Problem to work on: Your answer should be the lines of the listing that contain the word "location".

Provided data:
BEGIN
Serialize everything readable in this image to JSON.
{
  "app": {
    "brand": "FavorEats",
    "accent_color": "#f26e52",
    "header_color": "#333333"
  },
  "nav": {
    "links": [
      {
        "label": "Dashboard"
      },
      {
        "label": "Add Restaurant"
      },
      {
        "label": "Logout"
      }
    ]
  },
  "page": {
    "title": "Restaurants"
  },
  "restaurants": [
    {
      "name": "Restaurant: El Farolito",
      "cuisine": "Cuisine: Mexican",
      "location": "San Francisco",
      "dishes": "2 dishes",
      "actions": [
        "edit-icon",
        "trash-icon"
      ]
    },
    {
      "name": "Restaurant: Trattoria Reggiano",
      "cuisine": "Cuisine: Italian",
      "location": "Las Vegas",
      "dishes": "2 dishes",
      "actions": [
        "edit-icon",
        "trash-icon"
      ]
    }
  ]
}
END
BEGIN
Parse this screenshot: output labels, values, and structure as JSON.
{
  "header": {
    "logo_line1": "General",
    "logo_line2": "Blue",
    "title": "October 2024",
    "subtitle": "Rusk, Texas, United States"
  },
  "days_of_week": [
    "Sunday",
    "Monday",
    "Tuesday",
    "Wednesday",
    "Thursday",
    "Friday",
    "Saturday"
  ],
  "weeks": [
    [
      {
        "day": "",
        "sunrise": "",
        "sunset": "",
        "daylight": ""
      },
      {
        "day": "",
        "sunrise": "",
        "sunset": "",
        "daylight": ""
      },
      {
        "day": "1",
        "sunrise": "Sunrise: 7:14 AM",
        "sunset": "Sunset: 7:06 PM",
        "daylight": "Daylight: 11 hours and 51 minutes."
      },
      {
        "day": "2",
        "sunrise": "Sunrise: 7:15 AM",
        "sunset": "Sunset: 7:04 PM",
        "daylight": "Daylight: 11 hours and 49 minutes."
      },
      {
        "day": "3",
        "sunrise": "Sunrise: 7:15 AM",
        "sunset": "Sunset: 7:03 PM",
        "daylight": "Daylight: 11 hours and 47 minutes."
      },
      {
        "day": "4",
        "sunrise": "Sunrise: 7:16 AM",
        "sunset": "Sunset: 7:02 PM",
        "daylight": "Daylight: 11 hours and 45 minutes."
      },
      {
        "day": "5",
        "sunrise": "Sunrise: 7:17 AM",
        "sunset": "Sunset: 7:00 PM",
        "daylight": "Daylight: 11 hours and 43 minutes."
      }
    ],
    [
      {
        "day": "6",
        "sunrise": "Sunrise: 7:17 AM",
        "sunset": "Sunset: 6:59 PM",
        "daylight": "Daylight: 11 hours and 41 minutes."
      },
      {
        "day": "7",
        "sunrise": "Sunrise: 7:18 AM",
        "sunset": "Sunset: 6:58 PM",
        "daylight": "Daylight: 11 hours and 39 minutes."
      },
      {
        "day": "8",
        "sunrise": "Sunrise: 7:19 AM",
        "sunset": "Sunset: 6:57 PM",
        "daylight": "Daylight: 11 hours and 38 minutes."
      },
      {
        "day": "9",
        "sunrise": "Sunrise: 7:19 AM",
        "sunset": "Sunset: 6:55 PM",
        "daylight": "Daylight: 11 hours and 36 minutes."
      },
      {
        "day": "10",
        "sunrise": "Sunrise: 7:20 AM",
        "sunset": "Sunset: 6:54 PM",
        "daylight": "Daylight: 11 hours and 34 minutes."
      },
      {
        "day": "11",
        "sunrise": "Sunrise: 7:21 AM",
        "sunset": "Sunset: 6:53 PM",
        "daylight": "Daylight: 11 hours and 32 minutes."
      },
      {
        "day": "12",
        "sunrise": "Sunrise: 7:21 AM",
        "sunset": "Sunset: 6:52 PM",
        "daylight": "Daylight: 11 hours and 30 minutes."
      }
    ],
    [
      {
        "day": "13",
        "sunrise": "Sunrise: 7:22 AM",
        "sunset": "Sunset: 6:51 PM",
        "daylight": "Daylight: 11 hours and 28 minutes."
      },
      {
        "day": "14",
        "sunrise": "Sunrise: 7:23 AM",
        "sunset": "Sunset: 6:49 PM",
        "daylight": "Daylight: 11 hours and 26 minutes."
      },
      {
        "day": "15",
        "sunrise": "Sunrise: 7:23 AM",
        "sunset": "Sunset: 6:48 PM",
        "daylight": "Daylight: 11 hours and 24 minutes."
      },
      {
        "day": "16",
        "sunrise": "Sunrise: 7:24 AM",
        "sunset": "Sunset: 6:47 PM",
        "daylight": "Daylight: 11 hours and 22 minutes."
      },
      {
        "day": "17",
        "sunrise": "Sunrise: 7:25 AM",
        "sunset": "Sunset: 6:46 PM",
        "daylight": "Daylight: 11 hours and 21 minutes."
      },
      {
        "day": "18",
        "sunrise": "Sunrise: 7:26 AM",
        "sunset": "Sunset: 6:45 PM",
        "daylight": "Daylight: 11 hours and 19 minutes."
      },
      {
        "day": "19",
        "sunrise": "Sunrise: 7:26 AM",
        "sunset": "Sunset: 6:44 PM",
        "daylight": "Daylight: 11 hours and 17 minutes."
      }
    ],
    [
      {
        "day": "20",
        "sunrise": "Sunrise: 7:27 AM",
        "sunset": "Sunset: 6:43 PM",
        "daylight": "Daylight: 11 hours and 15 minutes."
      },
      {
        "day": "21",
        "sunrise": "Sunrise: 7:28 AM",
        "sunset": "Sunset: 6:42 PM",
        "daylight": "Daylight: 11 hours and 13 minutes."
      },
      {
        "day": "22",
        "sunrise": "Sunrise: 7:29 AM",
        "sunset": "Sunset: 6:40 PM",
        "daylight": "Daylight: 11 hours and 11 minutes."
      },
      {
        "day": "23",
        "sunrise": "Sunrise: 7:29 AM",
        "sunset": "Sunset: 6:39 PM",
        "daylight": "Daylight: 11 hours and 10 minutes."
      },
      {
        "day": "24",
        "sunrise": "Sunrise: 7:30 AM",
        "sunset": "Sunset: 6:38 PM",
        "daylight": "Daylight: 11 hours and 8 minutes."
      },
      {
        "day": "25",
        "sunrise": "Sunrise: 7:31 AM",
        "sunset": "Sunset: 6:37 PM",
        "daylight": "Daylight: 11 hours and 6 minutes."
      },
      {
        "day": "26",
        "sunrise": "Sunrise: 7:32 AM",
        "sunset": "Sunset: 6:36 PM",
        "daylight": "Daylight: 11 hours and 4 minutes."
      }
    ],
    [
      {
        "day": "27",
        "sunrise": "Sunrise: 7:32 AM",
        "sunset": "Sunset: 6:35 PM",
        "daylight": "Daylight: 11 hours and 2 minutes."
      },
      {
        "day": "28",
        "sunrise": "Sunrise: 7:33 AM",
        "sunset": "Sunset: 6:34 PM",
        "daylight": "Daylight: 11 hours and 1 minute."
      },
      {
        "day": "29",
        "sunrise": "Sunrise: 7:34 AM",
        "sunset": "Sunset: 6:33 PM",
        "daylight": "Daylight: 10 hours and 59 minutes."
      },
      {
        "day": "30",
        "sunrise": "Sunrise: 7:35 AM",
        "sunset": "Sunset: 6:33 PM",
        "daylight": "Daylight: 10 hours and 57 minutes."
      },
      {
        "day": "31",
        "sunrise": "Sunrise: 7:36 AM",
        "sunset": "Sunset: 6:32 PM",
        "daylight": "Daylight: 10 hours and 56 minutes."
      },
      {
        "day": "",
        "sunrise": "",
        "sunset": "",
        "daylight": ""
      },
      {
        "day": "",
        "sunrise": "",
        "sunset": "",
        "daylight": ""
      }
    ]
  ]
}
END
Result for this exercise:
      "location": "San Francisco",
      "location": "Las Vegas",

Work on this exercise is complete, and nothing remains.